7) Brush the pastry with the egg wash. Remove the cling film from the beef, then wrap the pastry around each ham-wrapped fillet. Trim the pastry and brush all over with the egg wash. Cover with cling film and chill for at least 30 minutes.
8) Meanwhile, make the red wine sauce. Heat the oil in a large pan, then fry the beef trimmings for a few minutes until browned on all sides. Stir in the shallots with the peppercorns, bay and thyme and continue to cook for about 5 minutes, stirring frequently, until the shallots turn golden brown. Pour in the vinegar and let it bubble for a few minutes until almost dry. Now add the wine and boil until almost completely reduced. Add the stock and bring to the boil again. Lower the heat and simmer gently for 1 hour, removing any scum from the surface of the sauce, until you have the desired consistency. Strain the liquid through a fine sieve lined with muslin. Check for seasoning and set aside.
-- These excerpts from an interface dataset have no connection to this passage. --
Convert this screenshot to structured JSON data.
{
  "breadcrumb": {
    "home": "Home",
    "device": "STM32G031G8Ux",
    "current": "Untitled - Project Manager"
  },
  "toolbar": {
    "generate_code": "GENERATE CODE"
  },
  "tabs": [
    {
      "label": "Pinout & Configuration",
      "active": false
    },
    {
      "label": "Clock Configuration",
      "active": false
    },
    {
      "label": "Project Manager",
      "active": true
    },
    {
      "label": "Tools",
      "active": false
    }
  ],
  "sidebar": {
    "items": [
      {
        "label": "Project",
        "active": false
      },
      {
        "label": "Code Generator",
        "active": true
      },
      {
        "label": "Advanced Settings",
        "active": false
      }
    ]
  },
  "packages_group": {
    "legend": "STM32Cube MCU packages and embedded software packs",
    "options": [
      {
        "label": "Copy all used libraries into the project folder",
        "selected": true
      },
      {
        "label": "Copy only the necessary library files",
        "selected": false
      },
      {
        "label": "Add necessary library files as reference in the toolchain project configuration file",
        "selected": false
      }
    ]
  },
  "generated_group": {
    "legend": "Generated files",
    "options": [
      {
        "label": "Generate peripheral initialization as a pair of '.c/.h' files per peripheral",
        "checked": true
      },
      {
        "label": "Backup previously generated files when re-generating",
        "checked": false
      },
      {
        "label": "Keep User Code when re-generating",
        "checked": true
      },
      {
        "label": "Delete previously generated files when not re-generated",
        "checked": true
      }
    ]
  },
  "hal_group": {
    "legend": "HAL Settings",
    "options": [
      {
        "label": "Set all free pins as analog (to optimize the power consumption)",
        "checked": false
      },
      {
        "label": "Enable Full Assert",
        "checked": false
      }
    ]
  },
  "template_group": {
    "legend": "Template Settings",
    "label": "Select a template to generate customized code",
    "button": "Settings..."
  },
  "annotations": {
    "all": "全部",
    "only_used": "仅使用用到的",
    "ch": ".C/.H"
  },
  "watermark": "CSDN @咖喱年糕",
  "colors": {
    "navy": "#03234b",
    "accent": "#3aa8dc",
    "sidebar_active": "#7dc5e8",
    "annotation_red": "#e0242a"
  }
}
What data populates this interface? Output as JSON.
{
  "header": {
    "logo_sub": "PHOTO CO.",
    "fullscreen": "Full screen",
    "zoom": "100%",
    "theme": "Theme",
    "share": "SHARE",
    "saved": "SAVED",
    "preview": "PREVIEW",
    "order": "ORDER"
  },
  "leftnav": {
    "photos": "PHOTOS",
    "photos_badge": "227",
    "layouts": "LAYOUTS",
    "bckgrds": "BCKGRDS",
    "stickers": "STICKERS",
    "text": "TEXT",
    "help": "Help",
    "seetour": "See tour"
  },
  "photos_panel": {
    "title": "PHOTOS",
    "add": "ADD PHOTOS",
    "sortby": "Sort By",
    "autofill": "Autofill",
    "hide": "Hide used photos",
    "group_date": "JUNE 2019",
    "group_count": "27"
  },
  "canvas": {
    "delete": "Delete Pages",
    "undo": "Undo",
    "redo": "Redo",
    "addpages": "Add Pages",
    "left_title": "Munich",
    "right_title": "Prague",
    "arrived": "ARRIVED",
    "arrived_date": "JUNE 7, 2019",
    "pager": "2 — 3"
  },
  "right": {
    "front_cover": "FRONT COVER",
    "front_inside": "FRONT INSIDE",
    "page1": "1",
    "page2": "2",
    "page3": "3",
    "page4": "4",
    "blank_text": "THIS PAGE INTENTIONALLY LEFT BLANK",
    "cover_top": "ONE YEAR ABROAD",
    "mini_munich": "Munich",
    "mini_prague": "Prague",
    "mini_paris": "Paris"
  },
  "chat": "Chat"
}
9) When you are ready to cook the beef wellingtons, score the pastry lightly and brush with the egg wash again, then bake at 400 degrees fahrenheit for 15-20 minutes until the pastry is golden brown and cooked. Rest for 10 minutes before carving.
10) Meanwhile, reheat the sauce. Serve the beef wellingtons sliced, with the sauce as an accompaniment.